You’ve probably heard your friends and family talk about the benefits of having a credit card. There are definitely perks to having a credit card, but how do you get approved for one? If you have no credit or poor credit, it may seem like it would be impossible to be approved for a line of credit.
There is no way to guarantee you’ll be eligible to get a credit card but there are some ways that may improve your chances of approval.
Get Started on the Right Foot
Building good credit can be done if you stay on top of your bills from the beginning. Credit card companies look at your payment history as well as the following:
- Only apply for what you need. You can always apply for an additional card or two down the line if you decide they’re needed, but acquiring multiple loans and credit cards in a short time frame makes lenders think your finances have taken a turn for the worse.
- Stay below your credit limit. In fact, you should aim to keep your overall credit utilization ratio under 30% for each of your lines of credit.
- Always check your statements to ensure they are accurate. You want to do this so that your score isn’t negatively affected by incorrect information. This is also helpful to keep an eye out for suspicious activities and potential security risks.
- Pay more than the minimum if you can. If you can only afford to pay more than the minimum once in a while, that’s fine. Any higher payments will look good for you.
- Know your credit score and make sure to check your credit report. Credit reports are usually accurate, but errors do happen. You can get one free copy of your credit report per year through the 3 major credit reporting companies.
Monitor Your Credit

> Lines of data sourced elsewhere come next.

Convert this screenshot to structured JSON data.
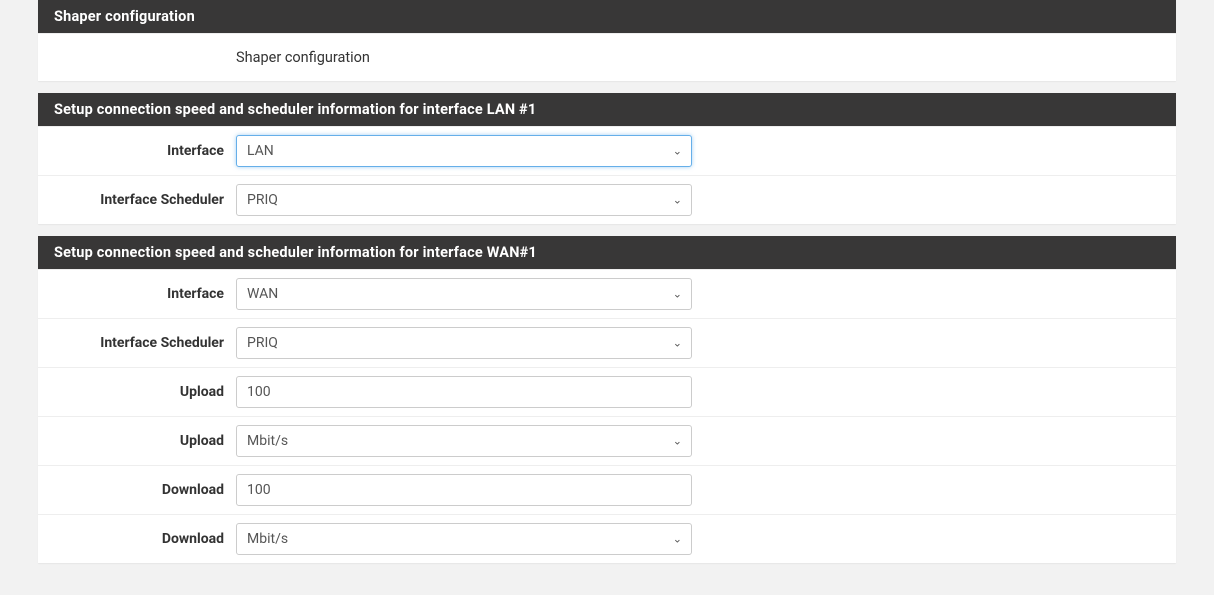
{
  "panels": [
    {
      "title": "Shaper configuration",
      "rows": [
        {
          "label": "",
          "type": "text",
          "value": "Shaper configuration"
        }
      ]
    },
    {
      "title": "Setup connection speed and scheduler information for interface LAN #1",
      "rows": [
        {
          "label": "Interface",
          "type": "select",
          "value": "LAN",
          "focused": true
        },
        {
          "label": "Interface Scheduler",
          "type": "select",
          "value": "PRIQ"
        }
      ]
    },
    {
      "title": "Setup connection speed and scheduler information for interface WAN#1",
      "rows": [
        {
          "label": "Interface",
          "type": "select",
          "value": "WAN"
        },
        {
          "label": "Interface Scheduler",
          "type": "select",
          "value": "PRIQ"
        },
        {
          "label": "Upload",
          "type": "input",
          "value": "100"
        },
        {
          "label": "Upload",
          "type": "select",
          "value": "Mbit/s"
        },
        {
          "label": "Download",
          "type": "input",
          "value": "100"
        },
        {
          "label": "Download",
          "type": "select",
          "value": "Mbit/s"
        }
      ]
    }
  ]
}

Before you get a credit card, you should get a copy of your credit report so you can see your score and the information that is impacting it. You’ll be able to access information like your payment history, previous credit checks, and recently acquired accounts. When you apply for a credit card, the bank will check your credit score to see how likely you are to make your payments on time.
Don’t Use too Much Credit
In order to ensure you don’t end up with a credit card you can’t afford, it’s important to understand your debt to income ratio. This comparison of your income versus what you owe will help you figure out what kind of monthly payments you can afford.
If your credit isn’t at a point where you are able to get a credit card, it is not the end of the line. Fixing credit and establishing credit from zero takes time. If you need to increase your approval chances quickly, consider becoming an authorized user on a friend or relative’s account, get a secured card, or getting a loan with a co-signer.